I haven't been able to hack the Google Books snippet view to find whether there's any explanation of the identification as the Velvet Crab - and anyway the Kingsley passage gives no reason to think that an ochidore is anything but a generic name for crab - but I assume it's to do with the "blue" description. The Velvet Crab (pictured above) does have blue-black tips to its claws, but it doesn't seem sufficiently blue for schoolboys to exclaim "Look to the blue ochidore". Blue crabs do exist - the blue crab (Callinectes sapidus) and the blue swimmer crab (Portunus pelagicus) - but neither of them are native to British waters. Perhaps the one in Westward Ho! was an escapee; they very rarely turn up after transport in ships' ballast (see the recent news item Rare Blue Swimmer Crab discovered in Cornwall).

As to the word itself, the trail on "ochidore" has gone very cold.

Addendum: Felix Grant adds this detail (I should have had the brain to click on the OED's etymology tab):
[Origin unknown.
Apparently used only by Kingsley (see quot. 1901), and probably invented by him; compare the following:
1901 T. L. SIMKIN MS Let. 10 Dec. (O.E.D. Archive), It does not appear whence Kingsley got this name. One old fisherman, still alive at Clovelly, remembers that Kingsley so called the Spider-crab Maya Squinado (not the Shore-crab): but he never heard any one else do so.]
I admit I don't quite understand the point of this anecdote in the OED. If the implication is that Kingsley made up terminology, this isn't a data point. The spider crab is called Maja Squinado, so the story merely means the old fisherman didn't know the Latin name, not that Kingsley was unreliable. However, the absence of "ochidore" elsewhere - for instance, in the good number of 19th century works on and in Devon dialect - is a trifle suspicious.

- RG

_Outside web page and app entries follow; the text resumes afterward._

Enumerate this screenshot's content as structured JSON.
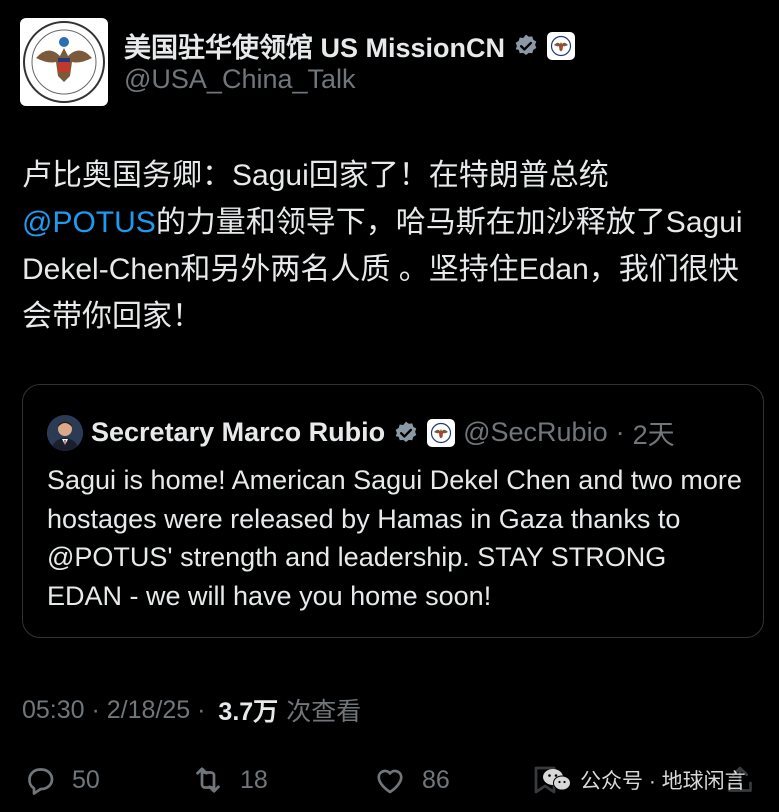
{
  "author": {
    "display_name": "美国驻华使领馆 US MissionCN",
    "handle": "@USA_China_Talk",
    "verified": true
  },
  "tweet": {
    "text_part1": "卢比奥国务卿：Sagui回家了！在特朗普总统",
    "mention": "@POTUS",
    "text_part2": "的力量和领导下，哈马斯在加沙释放了Sagui Dekel-Chen和另外两名人质 。坚持住Edan，我们很快会带你回家！"
  },
  "quoted_tweet": {
    "display_name": "Secretary Marco Rubio",
    "handle": "@SecRubio",
    "separator": "·",
    "time": "2天",
    "text": "Sagui is home! American Sagui Dekel Chen and two more hostages were released by Hamas in Gaza thanks to @POTUS' strength and leadership. STAY STRONG EDAN - we will have you home soon!"
  },
  "meta": {
    "time": "05:30",
    "sep1": " · ",
    "date": "2/18/25",
    "sep2": " · ",
    "views_count": "3.7万",
    "views_label": "次查看"
  },
  "actions": {
    "replies": "50",
    "retweets": "18",
    "likes": "86"
  },
  "watermark": {
    "text": "公众号 · 地球闲言"
  },
  "colors": {
    "background": "#000000",
    "text": "#e7e9ea",
    "muted": "#71767b",
    "accent": "#1d9bf0",
    "border": "#2f3336"
  }
}
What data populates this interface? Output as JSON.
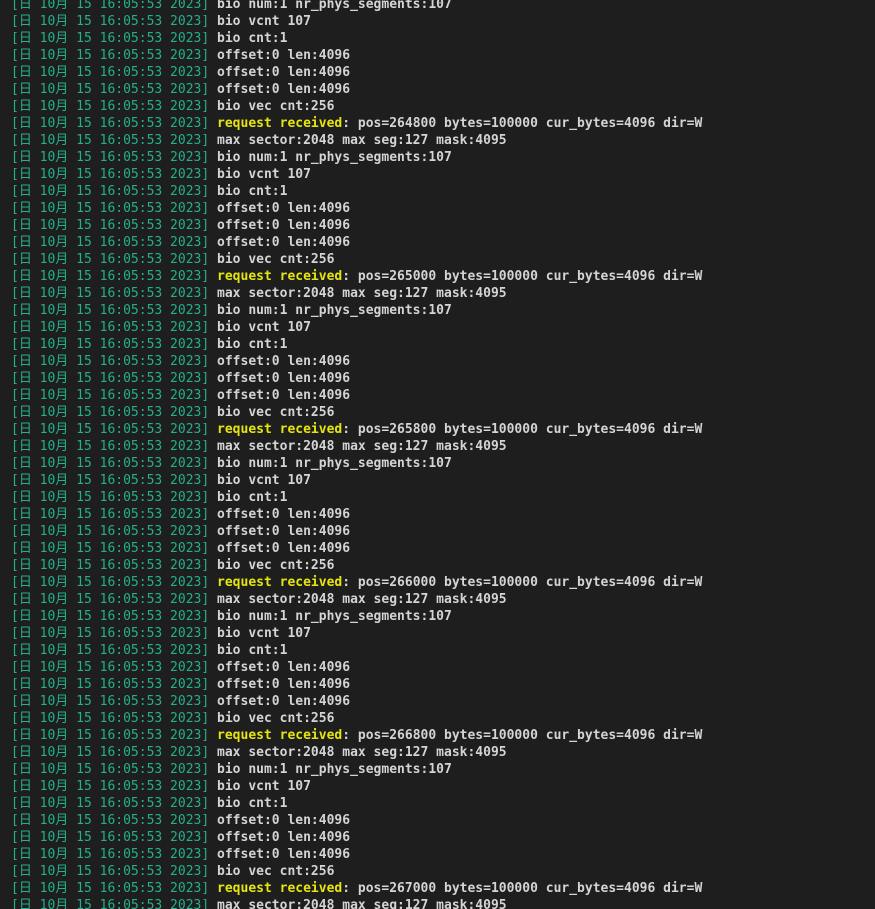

  1. Of course there are blue crabs! For a while I could walk out on the step and whistle at em. Why they turn red when they are cooked is another question. I use to do some work on Smith Island in the Chesapeake. After doing some health care screening for a day, they would pay us in bushels of crabs. As a treat, we could watch one of the islanders "pick" a crab in less time than it took me to write this. Smith Island also has a Smith Island Cake. Mostly for chocolate lovers.

    Of interest is that when I visited there it was a theocracy. The local Methodist preacher was also mayor, police chief and, probably, Judge.

  2. Smith Island Cake

    I just Googled the recipe / construction. Sometimes "filled with crushed candy bars"? It makes my teeth, arteries and pancreas hurt just to look at.